The Associated Press

. Shares rose 1.8% to $13.28.



shares rose 1.1% to $23.23 after

Cigna Corp.


announced a deal in which its customers can receive increased discounts on Merck's oral antidiabetes medications Januvia and Janumet.

Cigna said it will review available A1C lab values for people taking any oral antidiabetic medications. If these values have improved by the end of the year, the discounts Merck offers on Januvia and Janumet will increase. Cigna also will review claims data for its pharmacy customers who take Januvia or Janumet. If these customers are taking the drugs as prescribed, Cigna said, Merck will increase the discounts it offers Cigna on these medications even more.

In other diabetes drug news, the FDA said it

needs more time

to review an application from

Bristol-Myers Squibb





for their diabetes drug Onglyza. Bristol shares rose 1.8% to $20.17, and AstraZeneca shares rose 2% to $34.05.


Novo Nordisk

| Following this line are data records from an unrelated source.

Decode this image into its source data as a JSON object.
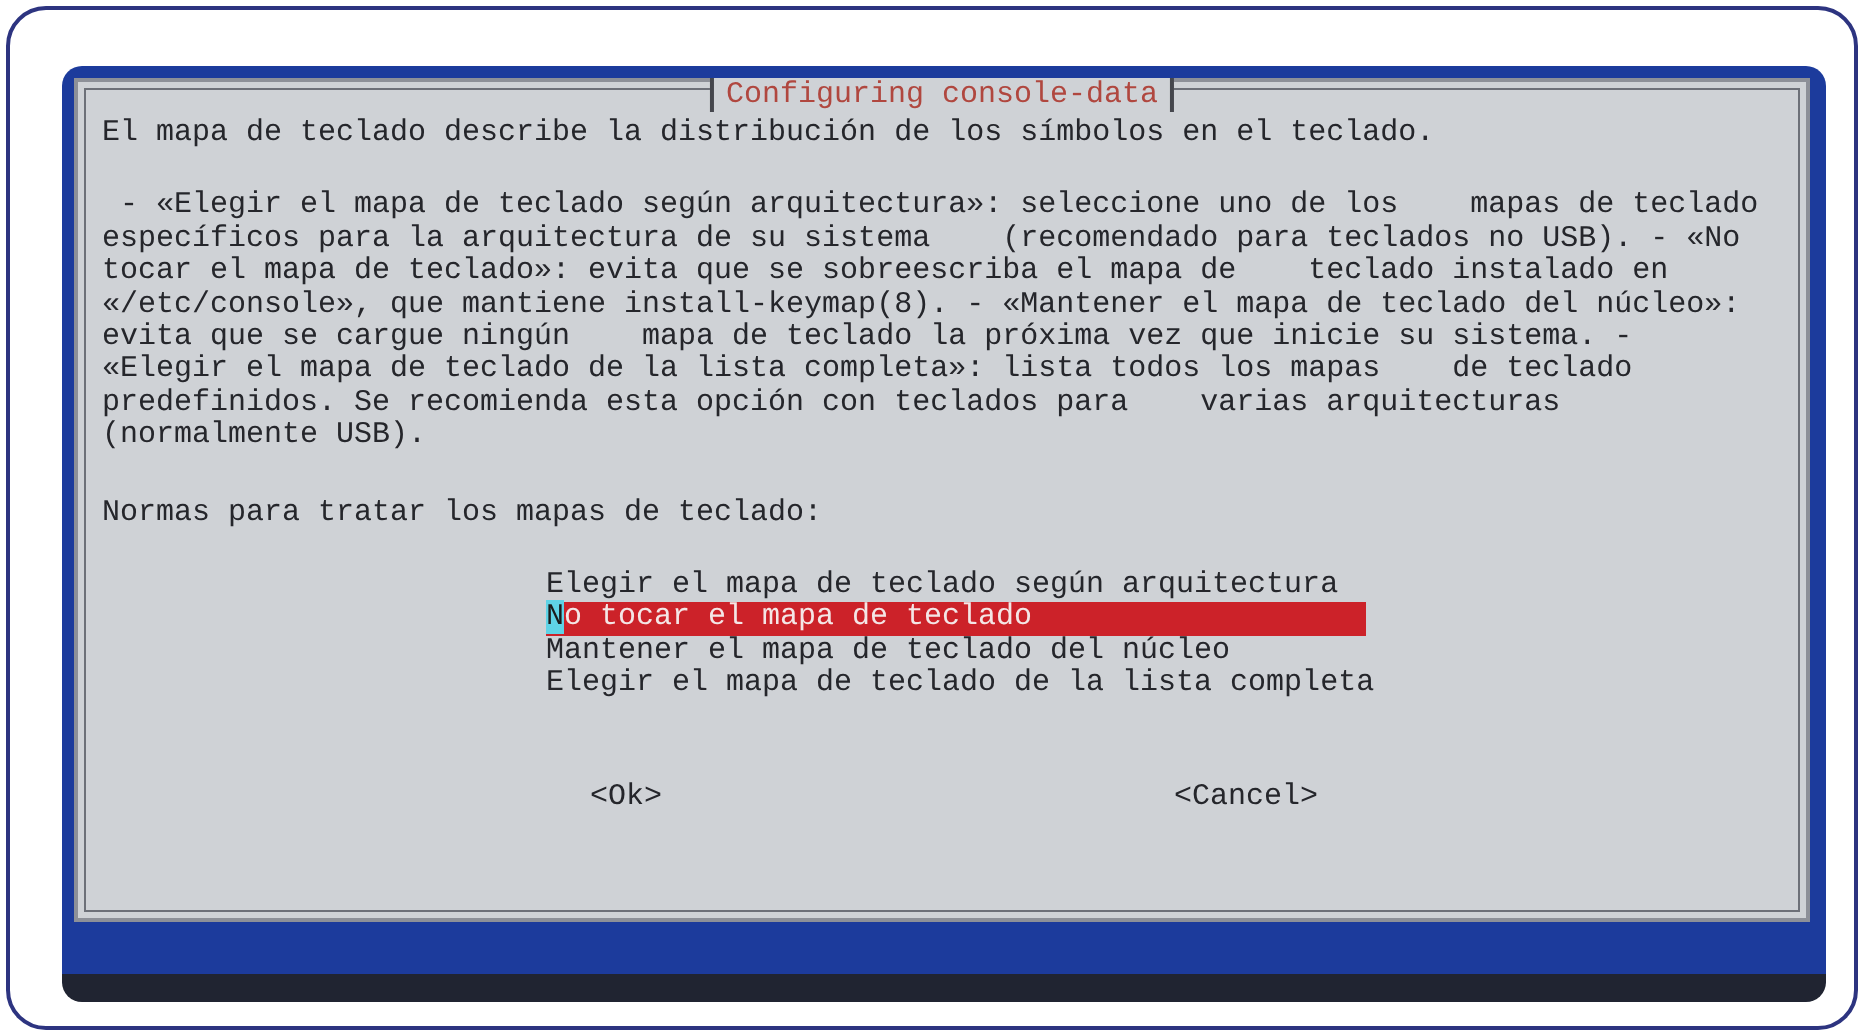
{
  "dialog": {
    "title": "Configuring console-data",
    "intro": "El mapa de teclado describe la distribución de los símbolos en el teclado.",
    "description_lines": [
      " - «Elegir el mapa de teclado según arquitectura»: seleccione uno de los    mapas de teclado",
      "específicos para la arquitectura de su sistema    (recomendado para teclados no USB). - «No",
      "tocar el mapa de teclado»: evita que se sobreescriba el mapa de    teclado instalado en",
      "«/etc/console», que mantiene install-keymap(8). - «Mantener el mapa de teclado del núcleo»:",
      "evita que se cargue ningún    mapa de teclado la próxima vez que inicie su sistema. -",
      "«Elegir el mapa de teclado de la lista completa»: lista todos los mapas    de teclado",
      "predefinidos. Se recomienda esta opción con teclados para    varias arquitecturas",
      "(normalmente USB)."
    ],
    "prompt": "Normas para tratar los mapas de teclado:",
    "options": [
      {
        "label": "Elegir el mapa de teclado según arquitectura",
        "selected": false
      },
      {
        "label": "No tocar el mapa de teclado",
        "selected": true
      },
      {
        "label": "Mantener el mapa de teclado del núcleo",
        "selected": false
      },
      {
        "label": "Elegir el mapa de teclado de la lista completa",
        "selected": false
      }
    ],
    "buttons": [
      "<Ok>",
      "<Cancel>"
    ]
  }
}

shares were up 5.9% to $48.68 after European regulatory authorities issued a positive opinion on the diabetes drug Victoza.



on Thursday reported a 14% drop in first-quarter profit, citing currency shifts and costs related to its takeover of


. Novartis reported profit of $1.98 billion, compared with $2.3 billion in the same period a year ago. Shares were up 3.8% to $36.78 at the end of trading.



shares rose 1% to $21.89 after the company announced its experimental hepatitis C pill boceprevir helped reduce the virus in almost twice as many patients as existing drugs. Midstage study results showed that 75% to patients taking the along with other drugs saw their virus levels drop to undetectable levels. However, Schering reported a likely link between the drug and occurances of anemia. The company pointed out that anemia is a common side effect in existing hep c treatments.

Among other widely held health care stocks,

Eli Lilly


shares rose 0.4% to $32.88, and



shares fell 0.6% to $29.11.